**Problem to work on:** Your answer must be the lines from the one holding "Give me the" through the final line of the entries below, copied exactly, with no pictures.

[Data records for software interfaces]
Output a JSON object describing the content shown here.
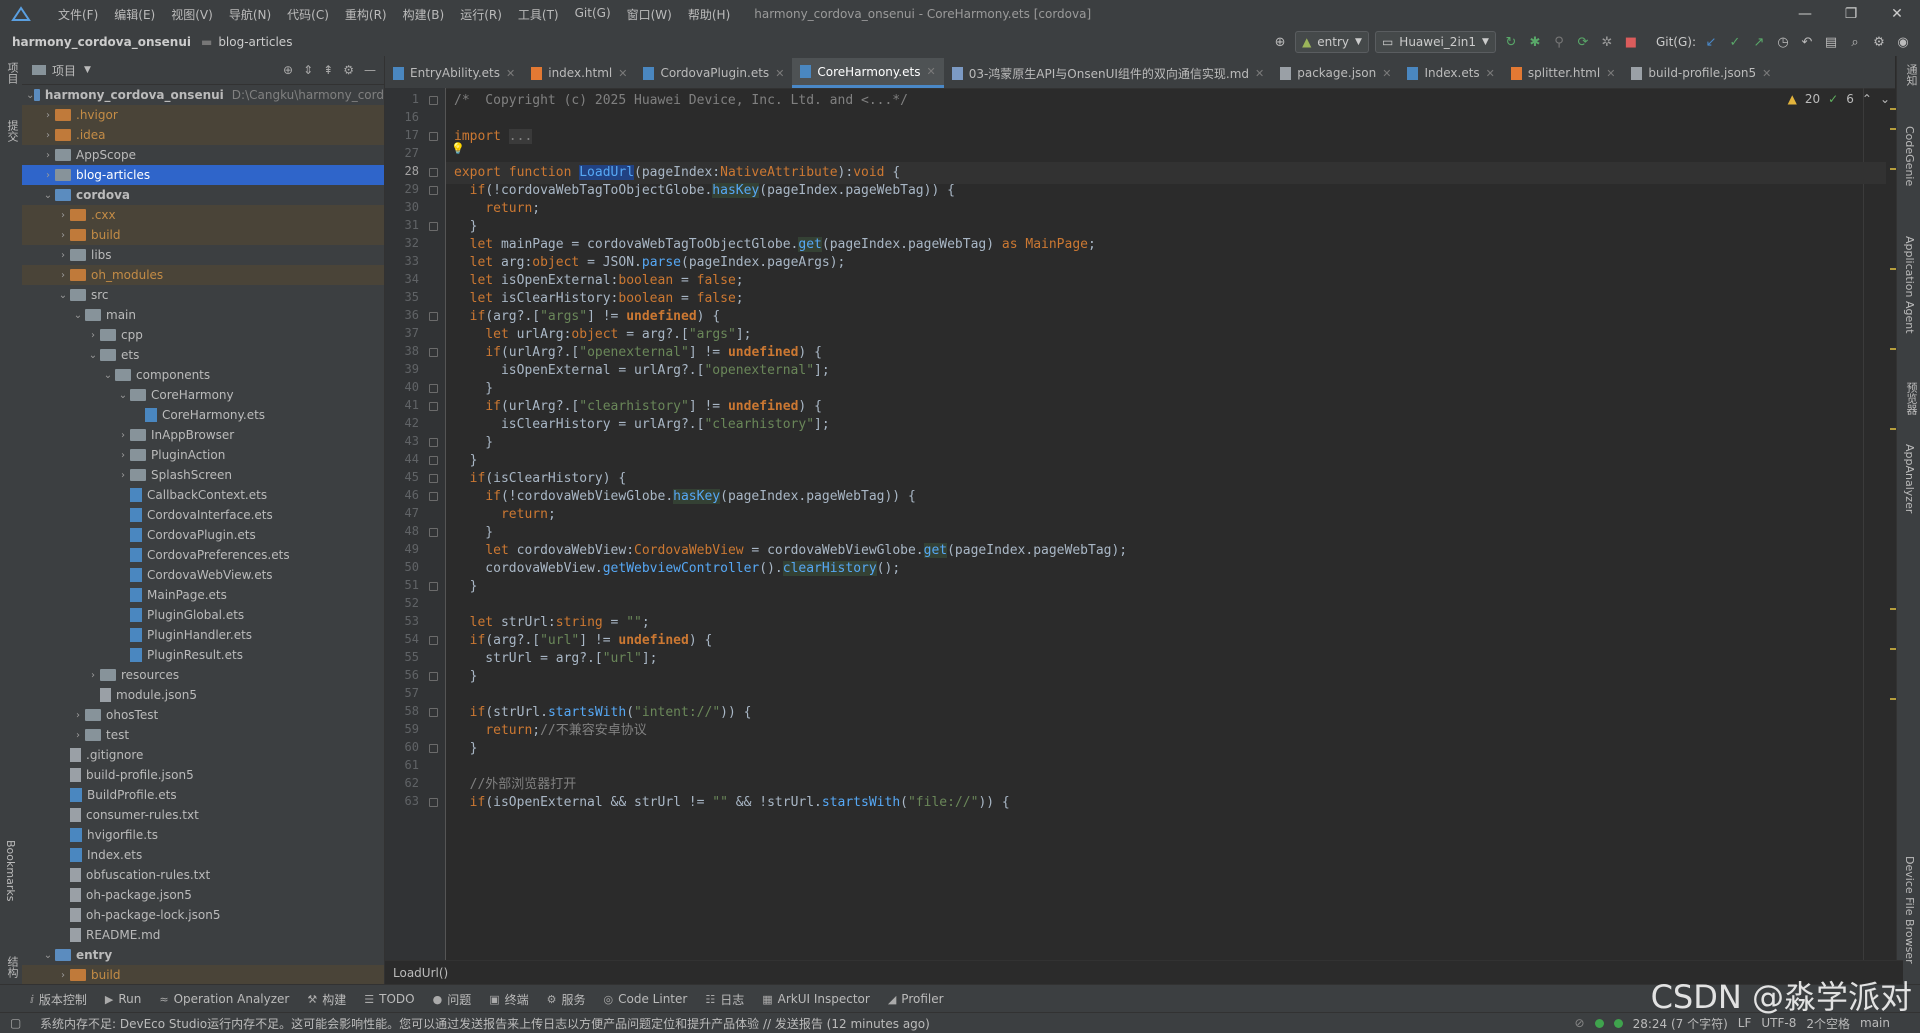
{
  "menubar": {
    "items": [
      "文件(F)",
      "编辑(E)",
      "视图(V)",
      "导航(N)",
      "代码(C)",
      "重构(R)",
      "构建(B)",
      "运行(R)",
      "工具(T)",
      "Git(G)",
      "窗口(W)",
      "帮助(H)"
    ],
    "window_title": "harmony_cordova_onsenui - CoreHarmony.ets [cordova]"
  },
  "navbar": {
    "project": "harmony_cordova_onsenui",
    "folder": "blog-articles",
    "run_config": "entry",
    "device": "Huawei_2in1",
    "git_label": "Git(G):"
  },
  "leftstrip": {
    "project": "项目",
    "commit": "提交",
    "bookmarks": "Bookmarks",
    "structure": "结构"
  },
  "project_panel": {
    "title": "项目",
    "rows": [
      {
        "label": "harmony_cordova_onsenui",
        "hint": "D:\\Cangku\\harmony_cord",
        "depth": 0,
        "expanded": true,
        "kind": "folder-blue",
        "bold": true
      },
      {
        "label": ".hvigor",
        "depth": 1,
        "expanded": false,
        "kind": "folder-orange",
        "state": "excl"
      },
      {
        "label": ".idea",
        "depth": 1,
        "expanded": false,
        "kind": "folder-orange",
        "state": "excl"
      },
      {
        "label": "AppScope",
        "depth": 1,
        "expanded": false,
        "kind": "folder"
      },
      {
        "label": "blog-articles",
        "depth": 1,
        "expanded": false,
        "kind": "folder",
        "state": "sel"
      },
      {
        "label": "cordova",
        "depth": 1,
        "expanded": true,
        "kind": "folder-blue",
        "bold": true
      },
      {
        "label": ".cxx",
        "depth": 2,
        "expanded": false,
        "kind": "folder-orange",
        "state": "excl"
      },
      {
        "label": "build",
        "depth": 2,
        "expanded": false,
        "kind": "folder-orange",
        "state": "excl"
      },
      {
        "label": "libs",
        "depth": 2,
        "expanded": false,
        "kind": "folder"
      },
      {
        "label": "oh_modules",
        "depth": 2,
        "expanded": false,
        "kind": "folder-orange",
        "state": "excl"
      },
      {
        "label": "src",
        "depth": 2,
        "expanded": true,
        "kind": "folder"
      },
      {
        "label": "main",
        "depth": 3,
        "expanded": true,
        "kind": "folder"
      },
      {
        "label": "cpp",
        "depth": 4,
        "expanded": false,
        "kind": "folder"
      },
      {
        "label": "ets",
        "depth": 4,
        "expanded": true,
        "kind": "folder"
      },
      {
        "label": "components",
        "depth": 5,
        "expanded": true,
        "kind": "folder"
      },
      {
        "label": "CoreHarmony",
        "depth": 6,
        "expanded": true,
        "kind": "folder"
      },
      {
        "label": "CoreHarmony.ets",
        "depth": 7,
        "kind": "ets"
      },
      {
        "label": "InAppBrowser",
        "depth": 6,
        "expanded": false,
        "kind": "folder"
      },
      {
        "label": "PluginAction",
        "depth": 6,
        "expanded": false,
        "kind": "folder"
      },
      {
        "label": "SplashScreen",
        "depth": 6,
        "expanded": false,
        "kind": "folder"
      },
      {
        "label": "CallbackContext.ets",
        "depth": 6,
        "kind": "ets"
      },
      {
        "label": "CordovaInterface.ets",
        "depth": 6,
        "kind": "ets"
      },
      {
        "label": "CordovaPlugin.ets",
        "depth": 6,
        "kind": "ets"
      },
      {
        "label": "CordovaPreferences.ets",
        "depth": 6,
        "kind": "ets"
      },
      {
        "label": "CordovaWebView.ets",
        "depth": 6,
        "kind": "ets"
      },
      {
        "label": "MainPage.ets",
        "depth": 6,
        "kind": "ets"
      },
      {
        "label": "PluginGlobal.ets",
        "depth": 6,
        "kind": "ets"
      },
      {
        "label": "PluginHandler.ets",
        "depth": 6,
        "kind": "ets"
      },
      {
        "label": "PluginResult.ets",
        "depth": 6,
        "kind": "ets"
      },
      {
        "label": "resources",
        "depth": 4,
        "expanded": false,
        "kind": "folder"
      },
      {
        "label": "module.json5",
        "depth": 4,
        "kind": "txt"
      },
      {
        "label": "ohosTest",
        "depth": 3,
        "expanded": false,
        "kind": "folder"
      },
      {
        "label": "test",
        "depth": 3,
        "expanded": false,
        "kind": "folder"
      },
      {
        "label": ".gitignore",
        "depth": 2,
        "kind": "txt"
      },
      {
        "label": "build-profile.json5",
        "depth": 2,
        "kind": "txt"
      },
      {
        "label": "BuildProfile.ets",
        "depth": 2,
        "kind": "ets"
      },
      {
        "label": "consumer-rules.txt",
        "depth": 2,
        "kind": "txt"
      },
      {
        "label": "hvigorfile.ts",
        "depth": 2,
        "kind": "ets"
      },
      {
        "label": "Index.ets",
        "depth": 2,
        "kind": "ets"
      },
      {
        "label": "obfuscation-rules.txt",
        "depth": 2,
        "kind": "txt"
      },
      {
        "label": "oh-package.json5",
        "depth": 2,
        "kind": "txt"
      },
      {
        "label": "oh-package-lock.json5",
        "depth": 2,
        "kind": "txt"
      },
      {
        "label": "README.md",
        "depth": 2,
        "kind": "txt"
      },
      {
        "label": "entry",
        "depth": 1,
        "expanded": true,
        "kind": "folder-blue",
        "bold": true
      },
      {
        "label": "build",
        "depth": 2,
        "expanded": false,
        "kind": "folder-orange",
        "state": "excl"
      }
    ]
  },
  "tabs": [
    {
      "label": "EntryAbility.ets",
      "kind": "ets",
      "active": false
    },
    {
      "label": "index.html",
      "kind": "html",
      "active": false
    },
    {
      "label": "CordovaPlugin.ets",
      "kind": "ets",
      "active": false
    },
    {
      "label": "CoreHarmony.ets",
      "kind": "ets",
      "active": true
    },
    {
      "label": "03-鸿蒙原生API与OnsenUI组件的双向通信实现.md",
      "kind": "md",
      "active": false
    },
    {
      "label": "package.json",
      "kind": "json",
      "active": false
    },
    {
      "label": "Index.ets",
      "kind": "ets",
      "active": false
    },
    {
      "label": "splitter.html",
      "kind": "html",
      "active": false
    },
    {
      "label": "build-profile.json5",
      "kind": "json",
      "active": false
    }
  ],
  "inspection": {
    "warnings": "20",
    "ok": "6"
  },
  "code_lines": [
    {
      "n": "1",
      "html": "<span class=\"cm\">/*  Copyright (c) 2025 Huawei Device, Inc. Ltd. and &lt;...*/</span>"
    },
    {
      "n": "16",
      "html": ""
    },
    {
      "n": "17",
      "html": "<span class=\"kw\">import</span> <span class=\"cm\" style=\"background:#3a3a3a\">...</span>"
    },
    {
      "n": "27",
      "html": ""
    },
    {
      "n": "28",
      "html": "<span class=\"kw\">export function</span> <span class=\"sel-word\">LoadUrl</span>(pageIndex:<span class=\"ty\">NativeAttribute</span>):<span class=\"kw\">void</span> {",
      "current": true
    },
    {
      "n": "29",
      "html": "  <span class=\"kw\">if</span>(!cordovaWebTagToObjectGlobe.<span class=\"mt hl\">hasKey</span>(pageIndex.pageWebTag)) {"
    },
    {
      "n": "30",
      "html": "    <span class=\"kw\">return</span>;"
    },
    {
      "n": "31",
      "html": "  }"
    },
    {
      "n": "32",
      "html": "  <span class=\"kw\">let</span> mainPage = cordovaWebTagToObjectGlobe.<span class=\"mt hl\">get</span>(pageIndex.pageWebTag) <span class=\"kw\">as</span> <span class=\"ty\">MainPage</span>;"
    },
    {
      "n": "33",
      "html": "  <span class=\"kw\">let</span> arg:<span class=\"kw\">object</span> = JSON.<span class=\"mt\">parse</span>(pageIndex.pageArgs);"
    },
    {
      "n": "34",
      "html": "  <span class=\"kw\">let</span> isOpenExternal:<span class=\"kw\">boolean</span> = <span class=\"kw\">false</span>;"
    },
    {
      "n": "35",
      "html": "  <span class=\"kw\">let</span> isClearHistory:<span class=\"kw\">boolean</span> = <span class=\"kw\">false</span>;"
    },
    {
      "n": "36",
      "html": "  <span class=\"kw\">if</span>(arg?.[<span class=\"str\">\"args\"</span>] != <span class=\"undef\">undefined</span>) {"
    },
    {
      "n": "37",
      "html": "    <span class=\"kw\">let</span> urlArg:<span class=\"kw\">object</span> = arg?.[<span class=\"str\">\"args\"</span>];"
    },
    {
      "n": "38",
      "html": "    <span class=\"kw\">if</span>(urlArg?.[<span class=\"str\">\"openexternal\"</span>] != <span class=\"undef\">undefined</span>) {"
    },
    {
      "n": "39",
      "html": "      isOpenExternal = urlArg?.[<span class=\"str\">\"openexternal\"</span>];"
    },
    {
      "n": "40",
      "html": "    }"
    },
    {
      "n": "41",
      "html": "    <span class=\"kw\">if</span>(urlArg?.[<span class=\"str\">\"clearhistory\"</span>] != <span class=\"undef\">undefined</span>) {"
    },
    {
      "n": "42",
      "html": "      isClearHistory = urlArg?.[<span class=\"str\">\"clearhistory\"</span>];"
    },
    {
      "n": "43",
      "html": "    }"
    },
    {
      "n": "44",
      "html": "  }"
    },
    {
      "n": "45",
      "html": "  <span class=\"kw\">if</span>(isClearHistory) {"
    },
    {
      "n": "46",
      "html": "    <span class=\"kw\">if</span>(!cordovaWebViewGlobe.<span class=\"mt hl\">hasKey</span>(pageIndex.pageWebTag)) {"
    },
    {
      "n": "47",
      "html": "      <span class=\"kw\">return</span>;"
    },
    {
      "n": "48",
      "html": "    }"
    },
    {
      "n": "49",
      "html": "    <span class=\"kw\">let</span> cordovaWebView:<span class=\"ty\">CordovaWebView</span> = cordovaWebViewGlobe.<span class=\"mt hl\">get</span>(pageIndex.pageWebTag);"
    },
    {
      "n": "50",
      "html": "    cordovaWebView.<span class=\"mt\">getWebviewController</span>().<span class=\"mt hl\">clearHistory</span>();"
    },
    {
      "n": "51",
      "html": "  }"
    },
    {
      "n": "52",
      "html": ""
    },
    {
      "n": "53",
      "html": "  <span class=\"kw\">let</span> strUrl:<span class=\"kw\">string</span> = <span class=\"str\">\"\"</span>;"
    },
    {
      "n": "54",
      "html": "  <span class=\"kw\">if</span>(arg?.[<span class=\"str\">\"url\"</span>] != <span class=\"undef\">undefined</span>) {"
    },
    {
      "n": "55",
      "html": "    strUrl = arg?.[<span class=\"str\">\"url\"</span>];"
    },
    {
      "n": "56",
      "html": "  }"
    },
    {
      "n": "57",
      "html": ""
    },
    {
      "n": "58",
      "html": "  <span class=\"kw\">if</span>(strUrl.<span class=\"mt\">startsWith</span>(<span class=\"str\">\"intent://\"</span>)) {"
    },
    {
      "n": "59",
      "html": "    <span class=\"kw\">return</span>;<span class=\"cm\">//不兼容安卓协议</span>"
    },
    {
      "n": "60",
      "html": "  }"
    },
    {
      "n": "61",
      "html": ""
    },
    {
      "n": "62",
      "html": "  <span class=\"cm\">//外部浏览器打开</span>"
    },
    {
      "n": "63",
      "html": "  <span class=\"kw\">if</span>(isOpenExternal &amp;&amp; strUrl != <span class=\"str\">\"\"</span> &amp;&amp; !strUrl.<span class=\"mt\">startsWith</span>(<span class=\"str\">\"file://\"</span>)) {"
    }
  ],
  "breadcrumb_bottom": "LoadUrl()",
  "toolwindows": [
    {
      "icon": "ⅈ",
      "label": "版本控制"
    },
    {
      "icon": "▶",
      "label": "Run"
    },
    {
      "icon": "≈",
      "label": "Operation Analyzer"
    },
    {
      "icon": "⚒",
      "label": "构建"
    },
    {
      "icon": "☰",
      "label": "TODO"
    },
    {
      "icon": "●",
      "label": "问题"
    },
    {
      "icon": "▣",
      "label": "终端"
    },
    {
      "icon": "⚙",
      "label": "服务"
    },
    {
      "icon": "◎",
      "label": "Code Linter"
    },
    {
      "icon": "☷",
      "label": "日志"
    },
    {
      "icon": "▦",
      "label": "ArkUI Inspector"
    },
    {
      "icon": "◢",
      "label": "Profiler"
    }
  ],
  "status": {
    "message": "系统内存不足: DevEco Studio运行内存不足。这可能会影响性能。您可以通过发送报告来上传日志以方便产品问题定位和提升产品体验 // 发送报告 (12 minutes ago)",
    "position": "28:24 (7 个字符)",
    "line_sep": "LF",
    "encoding": "UTF-8",
    "indent": "2个空格",
    "branch": "main"
  },
  "rightstrip": {
    "notifications": "通知",
    "codegenie": "CodeGenie",
    "agent": "Application Agent",
    "preview": "预览器",
    "analyzer": "AppAnalyzer",
    "device_files": "Device File Browser"
  },
  "watermark": "CSDN @淼学派对"
}
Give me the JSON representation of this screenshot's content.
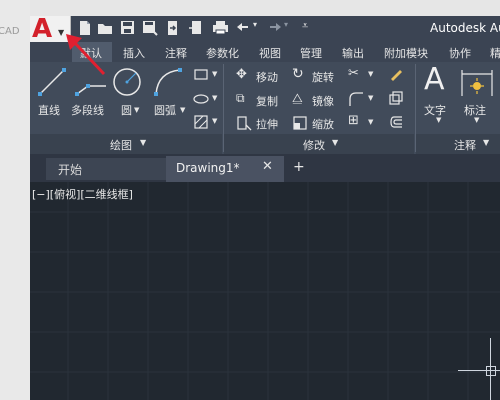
{
  "background_text": "CAD",
  "app": {
    "title": "Autodesk Au",
    "logo_letter": "A"
  },
  "quick_access": {
    "icons": [
      "new-icon",
      "open-icon",
      "save-icon",
      "save-as-icon",
      "share-icon",
      "print-icon",
      "undo-icon",
      "redo-icon",
      "dropdown-icon"
    ]
  },
  "menu": {
    "items": [
      "默认",
      "插入",
      "注释",
      "参数化",
      "视图",
      "管理",
      "输出",
      "附加模块",
      "协作",
      "精"
    ]
  },
  "ribbon": {
    "draw": {
      "line": "直线",
      "polyline": "多段线",
      "circle": "圆",
      "arc": "圆弧",
      "footer": "绘图"
    },
    "modify": {
      "move": "移动",
      "rotate": "旋转",
      "copy": "复制",
      "mirror": "镜像",
      "stretch": "拉伸",
      "scale": "缩放",
      "footer": "修改"
    },
    "annotation": {
      "text": "文字",
      "dimension": "标注",
      "footer": "注释"
    }
  },
  "tabs": {
    "start": "开始",
    "drawing": "Drawing1*",
    "close": "✕",
    "add": "+"
  },
  "viewport": {
    "label": "[−][俯视][二维线框]"
  },
  "colors": {
    "accent_red": "#d3212b",
    "canvas": "#212830",
    "ribbon": "#414b5a"
  }
}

**Output for this task:**
Give me the JSON representation of this screenshot's content.
{
  "background_text": "CAD",
  "app": {
    "title": "Autodesk Au",
    "logo_letter": "A"
  },
  "quick_access": {
    "icons": [
      "new-icon",
      "open-icon",
      "save-icon",
      "save-as-icon",
      "share-icon",
      "print-icon",
      "undo-icon",
      "redo-icon",
      "dropdown-icon"
    ]
  },
  "menu": {
    "items": [
      "默认",
      "插入",
      "注释",
      "参数化",
      "视图",
      "管理",
      "输出",
      "附加模块",
      "协作",
      "精"
    ]
  },
  "ribbon": {
    "draw": {
      "line": "直线",
      "polyline": "多段线",
      "circle": "圆",
      "arc": "圆弧",
      "footer": "绘图"
    },
    "modify": {
      "move": "移动",
      "rotate": "旋转",
      "copy": "复制",
      "mirror": "镜像",
      "stretch": "拉伸",
      "scale": "缩放",
      "footer": "修改"
    },
    "annotation": {
      "text": "文字",
      "dimension": "标注",
      "footer": "注释"
    }
  },
  "tabs": {
    "start": "开始",
    "drawing": "Drawing1*",
    "close": "✕",
    "add": "+"
  },
  "viewport": {
    "label": "[−][俯视][二维线框]"
  },
  "colors": {
    "accent_red": "#d3212b",
    "canvas": "#212830",
    "ribbon": "#414b5a"
  }
}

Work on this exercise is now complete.